Would you please restate the data exactly as it stands, apart from the pictures?

[[ Given records, beginning ]]

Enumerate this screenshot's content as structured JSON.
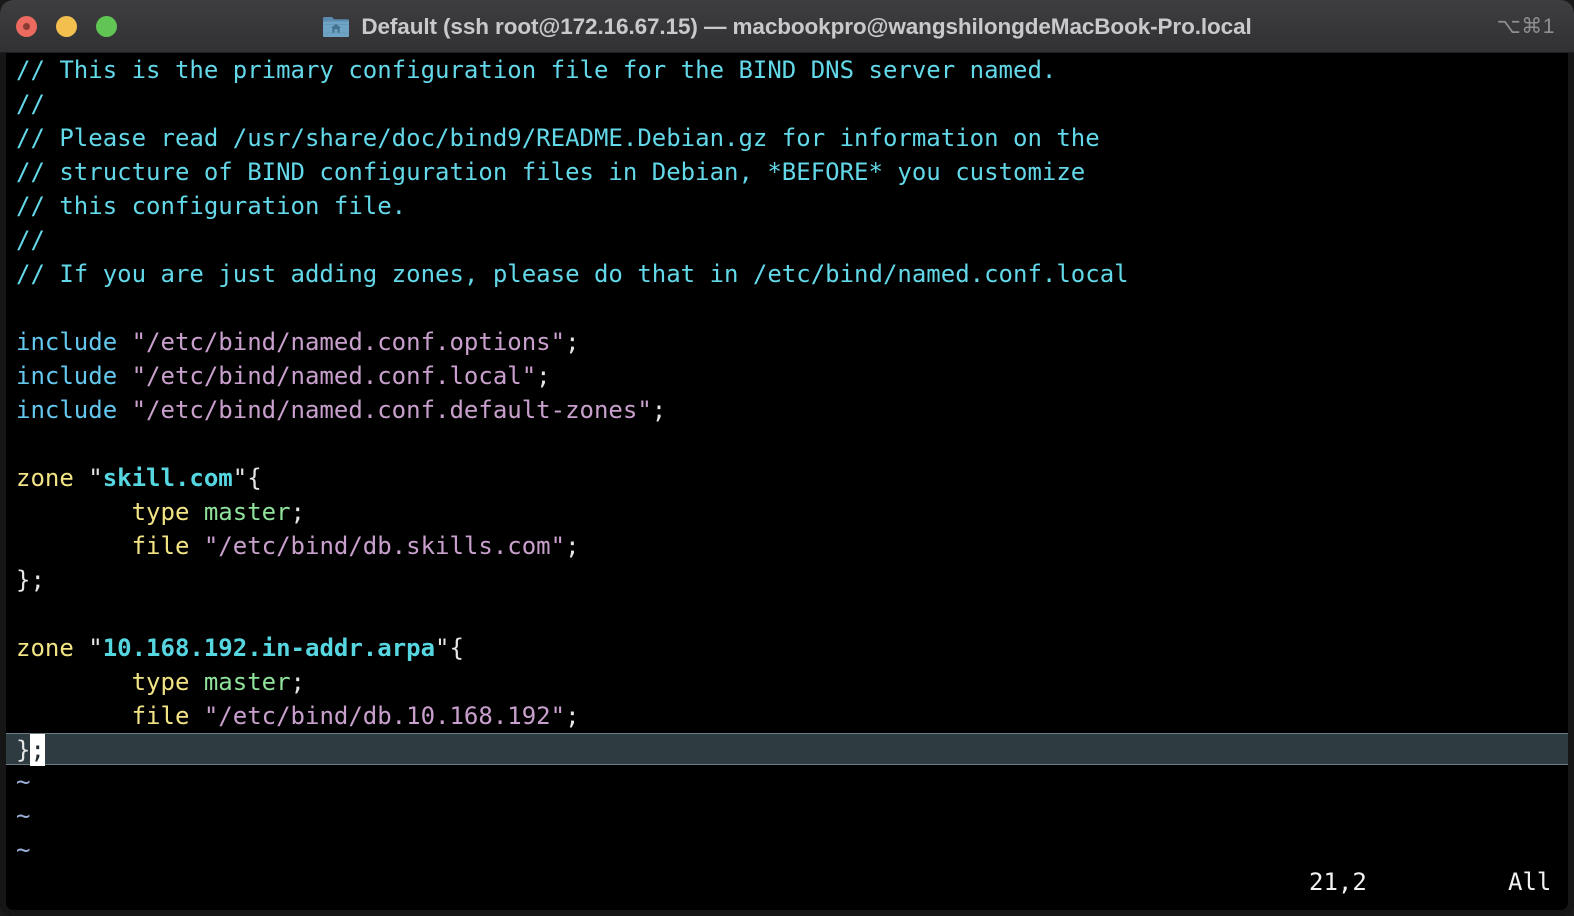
{
  "window": {
    "title": "Default (ssh root@172.16.67.15) — macbookpro@wangshilongdeMacBook-Pro.local",
    "shortcut": "⌥⌘1",
    "icon": "home-folder-icon",
    "traffic_lights": {
      "close_label": "Close",
      "minimize_label": "Minimize",
      "maximize_label": "Maximize",
      "close_color": "#ec6a5f",
      "minimize_color": "#f3bf4f",
      "maximize_color": "#61c555"
    },
    "titlebar_color": "#37373a",
    "background_color": "#000000"
  },
  "editor": {
    "lines": [
      {
        "segments": [
          {
            "t": "// This is the primary configuration file for the BIND DNS server named.",
            "c": "c-comment"
          }
        ]
      },
      {
        "segments": [
          {
            "t": "//",
            "c": "c-comment"
          }
        ]
      },
      {
        "segments": [
          {
            "t": "// Please read /usr/share/doc/bind9/README.Debian.gz for information on the",
            "c": "c-comment"
          }
        ]
      },
      {
        "segments": [
          {
            "t": "// structure of BIND configuration files in Debian, *BEFORE* you customize",
            "c": "c-comment"
          }
        ]
      },
      {
        "segments": [
          {
            "t": "// this configuration file.",
            "c": "c-comment"
          }
        ]
      },
      {
        "segments": [
          {
            "t": "//",
            "c": "c-comment"
          }
        ]
      },
      {
        "segments": [
          {
            "t": "// If you are just adding zones, please do that in /etc/bind/named.conf.local",
            "c": "c-comment"
          }
        ]
      },
      {
        "segments": [
          {
            "t": "",
            "c": "c-punct"
          }
        ]
      },
      {
        "segments": [
          {
            "t": "include ",
            "c": "c-keyword"
          },
          {
            "t": "\"/etc/bind/named.conf.options\"",
            "c": "c-string"
          },
          {
            "t": ";",
            "c": "c-punct"
          }
        ]
      },
      {
        "segments": [
          {
            "t": "include ",
            "c": "c-keyword"
          },
          {
            "t": "\"/etc/bind/named.conf.local\"",
            "c": "c-string"
          },
          {
            "t": ";",
            "c": "c-punct"
          }
        ]
      },
      {
        "segments": [
          {
            "t": "include ",
            "c": "c-keyword"
          },
          {
            "t": "\"/etc/bind/named.conf.default-zones\"",
            "c": "c-string"
          },
          {
            "t": ";",
            "c": "c-punct"
          }
        ]
      },
      {
        "segments": [
          {
            "t": "",
            "c": "c-punct"
          }
        ]
      },
      {
        "segments": [
          {
            "t": "zone ",
            "c": "c-type"
          },
          {
            "t": "\"",
            "c": "c-punct"
          },
          {
            "t": "skill.com",
            "c": "c-zone"
          },
          {
            "t": "\"{",
            "c": "c-punct"
          }
        ]
      },
      {
        "segments": [
          {
            "t": "        type ",
            "c": "c-type"
          },
          {
            "t": "master",
            "c": "c-value"
          },
          {
            "t": ";",
            "c": "c-punct"
          }
        ]
      },
      {
        "segments": [
          {
            "t": "        file ",
            "c": "c-type"
          },
          {
            "t": "\"/etc/bind/db.skills.com\"",
            "c": "c-string"
          },
          {
            "t": ";",
            "c": "c-punct"
          }
        ]
      },
      {
        "segments": [
          {
            "t": "};",
            "c": "c-punct"
          }
        ]
      },
      {
        "segments": [
          {
            "t": "",
            "c": "c-punct"
          }
        ]
      },
      {
        "segments": [
          {
            "t": "zone ",
            "c": "c-type"
          },
          {
            "t": "\"",
            "c": "c-punct"
          },
          {
            "t": "10.168.192.in-addr.arpa",
            "c": "c-zone"
          },
          {
            "t": "\"{",
            "c": "c-punct"
          }
        ]
      },
      {
        "segments": [
          {
            "t": "        type ",
            "c": "c-type"
          },
          {
            "t": "master",
            "c": "c-value"
          },
          {
            "t": ";",
            "c": "c-punct"
          }
        ]
      },
      {
        "segments": [
          {
            "t": "        file ",
            "c": "c-type"
          },
          {
            "t": "\"/etc/bind/db.10.168.192\"",
            "c": "c-string"
          },
          {
            "t": ";",
            "c": "c-punct"
          }
        ]
      },
      {
        "cursorline": true,
        "segments": [
          {
            "t": "}",
            "c": "c-punct"
          },
          {
            "t": ";",
            "c": "cursor-block"
          }
        ]
      },
      {
        "segments": [
          {
            "t": "~",
            "c": "c-tilde"
          }
        ]
      },
      {
        "segments": [
          {
            "t": "~",
            "c": "c-tilde"
          }
        ]
      },
      {
        "segments": [
          {
            "t": "~",
            "c": "c-tilde"
          }
        ]
      }
    ],
    "colors": {
      "comment": "#62d8e8",
      "keyword": "#63c7ee",
      "string": "#c9a0cd",
      "type": "#f2e384",
      "value": "#8fe39a",
      "zone_name": "#56d6e0",
      "tilde": "#9ab0d8",
      "cursorline_bg": "#2e3b41",
      "cursor_bg": "#ffffff"
    }
  },
  "status": {
    "position": "21,2",
    "scroll": "All"
  }
}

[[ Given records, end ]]

▶ [Answer section]:
Enumerate this screenshot's content as structured JSON.
{
  "window": {
    "title": "Default (ssh root@172.16.67.15) — macbookpro@wangshilongdeMacBook-Pro.local",
    "shortcut": "⌥⌘1",
    "icon": "home-folder-icon",
    "traffic_lights": {
      "close_label": "Close",
      "minimize_label": "Minimize",
      "maximize_label": "Maximize",
      "close_color": "#ec6a5f",
      "minimize_color": "#f3bf4f",
      "maximize_color": "#61c555"
    },
    "titlebar_color": "#37373a",
    "background_color": "#000000"
  },
  "editor": {
    "lines": [
      {
        "segments": [
          {
            "t": "// This is the primary configuration file for the BIND DNS server named.",
            "c": "c-comment"
          }
        ]
      },
      {
        "segments": [
          {
            "t": "//",
            "c": "c-comment"
          }
        ]
      },
      {
        "segments": [
          {
            "t": "// Please read /usr/share/doc/bind9/README.Debian.gz for information on the",
            "c": "c-comment"
          }
        ]
      },
      {
        "segments": [
          {
            "t": "// structure of BIND configuration files in Debian, *BEFORE* you customize",
            "c": "c-comment"
          }
        ]
      },
      {
        "segments": [
          {
            "t": "// this configuration file.",
            "c": "c-comment"
          }
        ]
      },
      {
        "segments": [
          {
            "t": "//",
            "c": "c-comment"
          }
        ]
      },
      {
        "segments": [
          {
            "t": "// If you are just adding zones, please do that in /etc/bind/named.conf.local",
            "c": "c-comment"
          }
        ]
      },
      {
        "segments": [
          {
            "t": "",
            "c": "c-punct"
          }
        ]
      },
      {
        "segments": [
          {
            "t": "include ",
            "c": "c-keyword"
          },
          {
            "t": "\"/etc/bind/named.conf.options\"",
            "c": "c-string"
          },
          {
            "t": ";",
            "c": "c-punct"
          }
        ]
      },
      {
        "segments": [
          {
            "t": "include ",
            "c": "c-keyword"
          },
          {
            "t": "\"/etc/bind/named.conf.local\"",
            "c": "c-string"
          },
          {
            "t": ";",
            "c": "c-punct"
          }
        ]
      },
      {
        "segments": [
          {
            "t": "include ",
            "c": "c-keyword"
          },
          {
            "t": "\"/etc/bind/named.conf.default-zones\"",
            "c": "c-string"
          },
          {
            "t": ";",
            "c": "c-punct"
          }
        ]
      },
      {
        "segments": [
          {
            "t": "",
            "c": "c-punct"
          }
        ]
      },
      {
        "segments": [
          {
            "t": "zone ",
            "c": "c-type"
          },
          {
            "t": "\"",
            "c": "c-punct"
          },
          {
            "t": "skill.com",
            "c": "c-zone"
          },
          {
            "t": "\"{",
            "c": "c-punct"
          }
        ]
      },
      {
        "segments": [
          {
            "t": "        type ",
            "c": "c-type"
          },
          {
            "t": "master",
            "c": "c-value"
          },
          {
            "t": ";",
            "c": "c-punct"
          }
        ]
      },
      {
        "segments": [
          {
            "t": "        file ",
            "c": "c-type"
          },
          {
            "t": "\"/etc/bind/db.skills.com\"",
            "c": "c-string"
          },
          {
            "t": ";",
            "c": "c-punct"
          }
        ]
      },
      {
        "segments": [
          {
            "t": "};",
            "c": "c-punct"
          }
        ]
      },
      {
        "segments": [
          {
            "t": "",
            "c": "c-punct"
          }
        ]
      },
      {
        "segments": [
          {
            "t": "zone ",
            "c": "c-type"
          },
          {
            "t": "\"",
            "c": "c-punct"
          },
          {
            "t": "10.168.192.in-addr.arpa",
            "c": "c-zone"
          },
          {
            "t": "\"{",
            "c": "c-punct"
          }
        ]
      },
      {
        "segments": [
          {
            "t": "        type ",
            "c": "c-type"
          },
          {
            "t": "master",
            "c": "c-value"
          },
          {
            "t": ";",
            "c": "c-punct"
          }
        ]
      },
      {
        "segments": [
          {
            "t": "        file ",
            "c": "c-type"
          },
          {
            "t": "\"/etc/bind/db.10.168.192\"",
            "c": "c-string"
          },
          {
            "t": ";",
            "c": "c-punct"
          }
        ]
      },
      {
        "cursorline": true,
        "segments": [
          {
            "t": "}",
            "c": "c-punct"
          },
          {
            "t": ";",
            "c": "cursor-block"
          }
        ]
      },
      {
        "segments": [
          {
            "t": "~",
            "c": "c-tilde"
          }
        ]
      },
      {
        "segments": [
          {
            "t": "~",
            "c": "c-tilde"
          }
        ]
      },
      {
        "segments": [
          {
            "t": "~",
            "c": "c-tilde"
          }
        ]
      }
    ],
    "colors": {
      "comment": "#62d8e8",
      "keyword": "#63c7ee",
      "string": "#c9a0cd",
      "type": "#f2e384",
      "value": "#8fe39a",
      "zone_name": "#56d6e0",
      "tilde": "#9ab0d8",
      "cursorline_bg": "#2e3b41",
      "cursor_bg": "#ffffff"
    }
  },
  "status": {
    "position": "21,2",
    "scroll": "All"
  }
}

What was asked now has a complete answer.